→ **Exercise**
Filter the listing below down to the lines with the word "INFO" and copy those.

→ **Data supplied**

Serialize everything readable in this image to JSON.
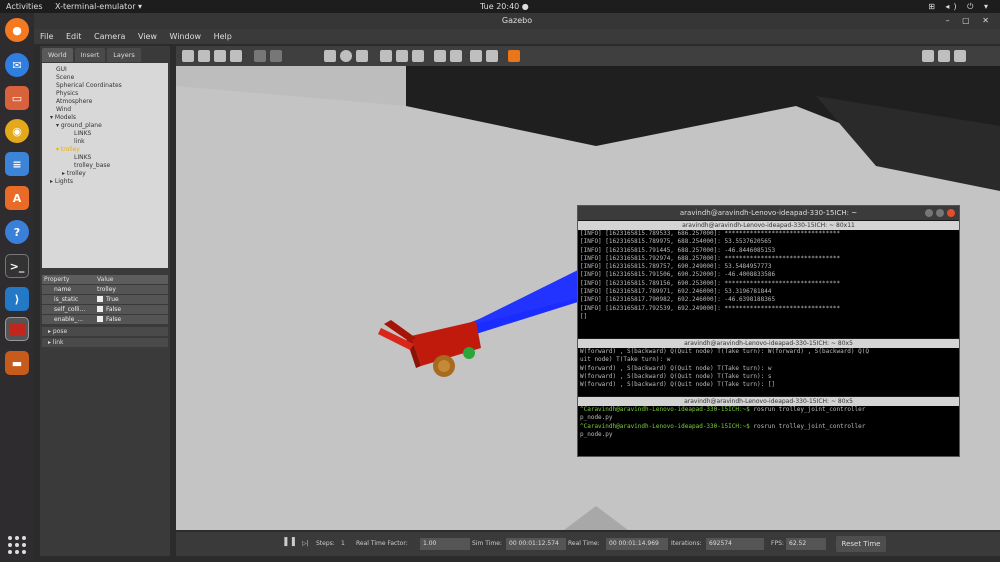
{
  "topbar": {
    "activities": "Activities",
    "app_menu": "X-terminal-emulator ▾",
    "clock": "Tue 20:40 ●",
    "tray": "⊞ ◂) ⏻ ▾"
  },
  "dock": {
    "icons": [
      "firefox-icon",
      "thunderbird-icon",
      "files-icon",
      "rhythmbox-icon",
      "libreoffice-writer-icon",
      "software-center-icon",
      "help-icon",
      "terminal-icon",
      "vscode-icon",
      "gazebo-icon",
      "books-icon",
      "show-apps-icon"
    ]
  },
  "window": {
    "title": "Gazebo",
    "controls": "– ▢ ✕"
  },
  "menu": {
    "items": [
      "File",
      "Edit",
      "Camera",
      "View",
      "Window",
      "Help"
    ]
  },
  "left_panel": {
    "tabs": [
      "World",
      "Insert",
      "Layers"
    ],
    "tree": [
      "GUI",
      "Scene",
      "Spherical Coordinates",
      "Physics",
      "Atmosphere",
      "Wind",
      "▾ Models",
      "▾ ground_plane",
      "LINKS",
      "link",
      "▾ trolley",
      "LINKS",
      "trolley_base",
      "▸ trolley",
      "▸ Lights"
    ],
    "props_header_property": "Property",
    "props_header_value": "Value",
    "rows": [
      {
        "k": "name",
        "v": "trolley"
      },
      {
        "k": "is_static",
        "v": "True"
      },
      {
        "k": "self_colli...",
        "v": "False"
      },
      {
        "k": "enable_...",
        "v": "False"
      }
    ],
    "groups": [
      "▸ pose",
      "▸ link"
    ]
  },
  "bottom": {
    "pause": "❚❚",
    "steps_label": "Steps:",
    "steps_value": "1",
    "rtf_label": "Real Time Factor:",
    "rtf_value": "1.00",
    "sim_label": "Sim Time:",
    "sim_value": "00 00:01:12.574",
    "real_label": "Real Time:",
    "real_value": "00 00:01:14.969",
    "iter_label": "Iterations:",
    "iter_value": "692574",
    "fps_label": "FPS:",
    "fps_value": "62.52",
    "reset": "Reset Time"
  },
  "terminal": {
    "title": "aravindh@aravindh-Lenovo-ideapad-330-15ICH: ~",
    "pane1_title": "aravindh@aravindh-Lenovo-ideapad-330-15ICH: ~ 80x11",
    "pane1_lines": [
      "[INFO] [1623165815.789533, 686.257000]: ********************************",
      "[INFO] [1623165815.789975, 688.254000]: 53.5537620565",
      "[INFO] [1623165815.791445, 688.257000]: -46.8446085153",
      "[INFO] [1623165815.792974, 688.257000]: ********************************",
      "[INFO] [1623165815.789757, 690.249000]: 53.5484957773",
      "[INFO] [1623165815.791506, 690.252000]: -46.4008833586",
      "[INFO] [1623165815.789156, 690.253000]: ********************************",
      "[INFO] [1623165817.789971, 692.246000]: 53.3196781844",
      "[INFO] [1623165817.790982, 692.246000]: -46.6398188365",
      "[INFO] [1623165817.792539, 692.249000]: ********************************",
      "[]"
    ],
    "pane2_title": "aravindh@aravindh-Lenovo-ideapad-330-15ICH: ~ 80x5",
    "pane2_lines": [
      "W(forward) , S(backward) Q(Quit node) T(Take turn): W(forward) , S(backward) Q(Q",
      "uit node) T(Take turn): w",
      "W(forward) , S(backward) Q(Quit node) T(Take turn): w",
      "W(forward) , S(backward) Q(Quit node) T(Take turn): s",
      "W(forward) , S(backward) Q(Quit node) T(Take turn): []"
    ],
    "pane3_title": "aravindh@aravindh-Lenovo-ideapad-330-15ICH: ~ 80x5",
    "pane3_prompt1": "^Caravindh@aravindh-Lenovo-ideapad-330-15ICH:~$",
    "pane3_cmd1": " rosrun trolley_joint_controller",
    "pane3_cont1": "p_node.py",
    "pane3_prompt2": "^Caravindh@aravindh-Lenovo-ideapad-330-15ICH:~$",
    "pane3_cmd2": " rosrun trolley_joint_controller",
    "pane3_cont2": "p_node.py"
  },
  "colors": {
    "accent": "#e95420",
    "trolley": "#cc1f10",
    "laser": "#1a2cff",
    "prompt": "#7cd13a"
  }
}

→ **Answer to this exercise**
      "[INFO] [1623165815.789533, 686.257000]: ********************************",
      "[INFO] [1623165815.789975, 688.254000]: 53.5537620565",
      "[INFO] [1623165815.791445, 688.257000]: -46.8446085153",
      "[INFO] [1623165815.792974, 688.257000]: ********************************",
      "[INFO] [1623165815.789757, 690.249000]: 53.5484957773",
      "[INFO] [1623165815.791506, 690.252000]: -46.4008833586",
      "[INFO] [1623165815.789156, 690.253000]: ********************************",
      "[INFO] [1623165817.789971, 692.246000]: 53.3196781844",
      "[INFO] [1623165817.790982, 692.246000]: -46.6398188365",
      "[INFO] [1623165817.792539, 692.249000]: ********************************",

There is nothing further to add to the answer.